As we sped across the reservation, my thoughts were centered on the injustices perpetrated on the Native People since the first European settlers. My mind raced through the events of the forced migration of the Native People and the Trail of Tears. And even today the sacred land of the Dakotas will be besmirched by an oil pipeline. When we stopped for gas, a copy of the Navajo Times caught my attention. In it was an article written by a young Navajo college student about her Navajo identity and her journey to full acceptance of self that deeply moved me. Her story is one that resonates with many minorities living in America.
Once we reached Gallup, New Mexico, we took a one day jaunt to discover Canyon de Chelly with its magnificent scenery. The majestic formations of the rocks swathed in a reddish color, blazed from every direction and held us captive in awe and admiration. We saw the canyon from above at several points in the road.
We would have loved to have taken a jeep tour within the bowels of the canyon. Perhaps, the next time. Imagine the powerful and turbulent forces of nature that shaped these rocks into their current tranquil state. Even the most hardened disbeliever can be moved into a meditative state.
We continued our journey along the Petrified Forest, a reminder of nature’s destructive force millennia ago. What remains now are clusters of petrified wood spread across a vast landscape. The archeologist, John Muir, is one of the pioneering researchers to help preserve this area. The landscape, empty of color, still had a mesmerizing effect, particularly at the thought of what had been.

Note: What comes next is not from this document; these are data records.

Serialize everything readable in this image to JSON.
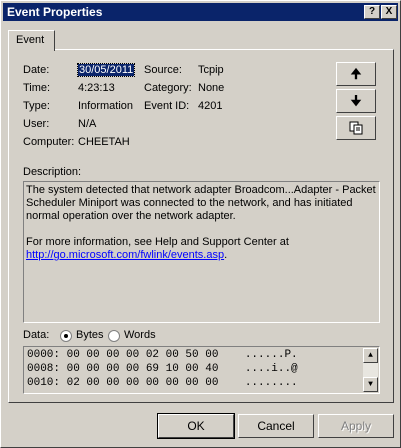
{
  "window": {
    "title": "Event Properties",
    "help_label": "?",
    "close_label": "X"
  },
  "tab": {
    "label": "Event"
  },
  "fields": {
    "date_label": "Date:",
    "date_value": "30/05/2011",
    "source_label": "Source:",
    "source_value": "Tcpip",
    "time_label": "Time:",
    "time_value": "4:23:13",
    "category_label": "Category:",
    "category_value": "None",
    "type_label": "Type:",
    "type_value": "Information",
    "eventid_label": "Event ID:",
    "eventid_value": "4201",
    "user_label": "User:",
    "user_value": "N/A",
    "computer_label": "Computer:",
    "computer_value": "CHEETAH"
  },
  "side_buttons": {
    "up_icon": "arrow-up-icon",
    "down_icon": "arrow-down-icon",
    "copy_icon": "copy-icon"
  },
  "description": {
    "label": "Description:",
    "para1": "The system detected that network adapter Broadcom...Adapter - Packet Scheduler Miniport was connected to the network, and has initiated normal operation over the network adapter.",
    "para2": "For more information, see Help and Support Center at",
    "link": "http://go.microsoft.com/fwlink/events.asp",
    "link_suffix": "."
  },
  "data": {
    "label": "Data:",
    "bytes_label": "Bytes",
    "words_label": "Words",
    "selected": "Bytes",
    "rows": [
      "0000: 00 00 00 00 02 00 50 00    ......P.",
      "0008: 00 00 00 00 69 10 00 40    ....i..@",
      "0010: 02 00 00 00 00 00 00 00    ........"
    ]
  },
  "buttons": {
    "ok": "OK",
    "cancel": "Cancel",
    "apply": "Apply"
  }
}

From the Petrified Forest and the Painted Desert, we were to visit friends from South Bend who now live in Wickenburg, Arizona before heading to visit Paul, my son, and daughter-in-law, Katie in Las Vegas. Unfortunately, a few days before our scheduled visit we received a phone call from Mary indicating that her oldest son had just passed away suddenly with a heart attack. Our prayers are with the Filberts during this sad period in their lives. At Mary’s suggestion we called other friends from South Bend, John and Martha Borkowski who allowed us to stay in their timeshare in Sedona. So here we are in this beautiful settting, an oasis in the mountains encased by the desert clime of Arizona. Our first night here was a simple meal of salad, wine and cheese. The next day, Christian and MariThé went off to explore the natural surroundings while Melanie and I profited from a tranquil afternoon and morning on the patio that extends into a shaded garden with fragrant aromas of the flowering bushes . Adding to the charm was a fresh, gentle breeze. After two weeks of traveling by car, this was a welcome respite. The evening before we departed we had a delicious meal at Judi’s, a restaurant recommended by the Borkowskis.

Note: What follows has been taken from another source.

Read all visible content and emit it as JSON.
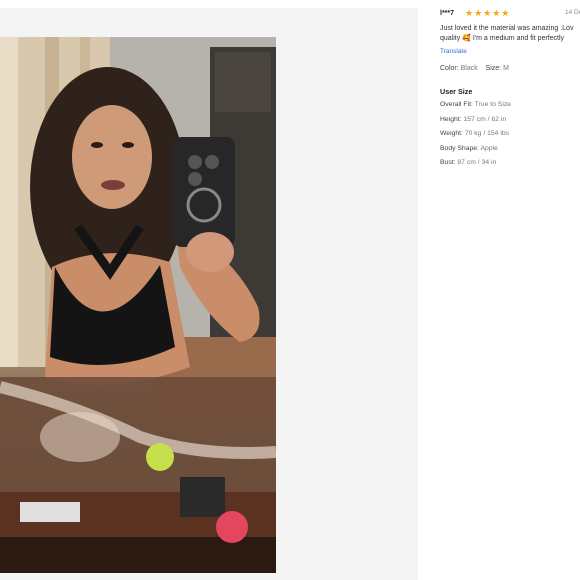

From Sedona, we traveled to the Grand Cayon, the mother of all the great National Parks. For our friends from France, the Grand Canyon, was the pièce de résistance, and the primary reason for their southwest tour. Their reactions will be detailed in the next blog, Enchanted Landscapes II.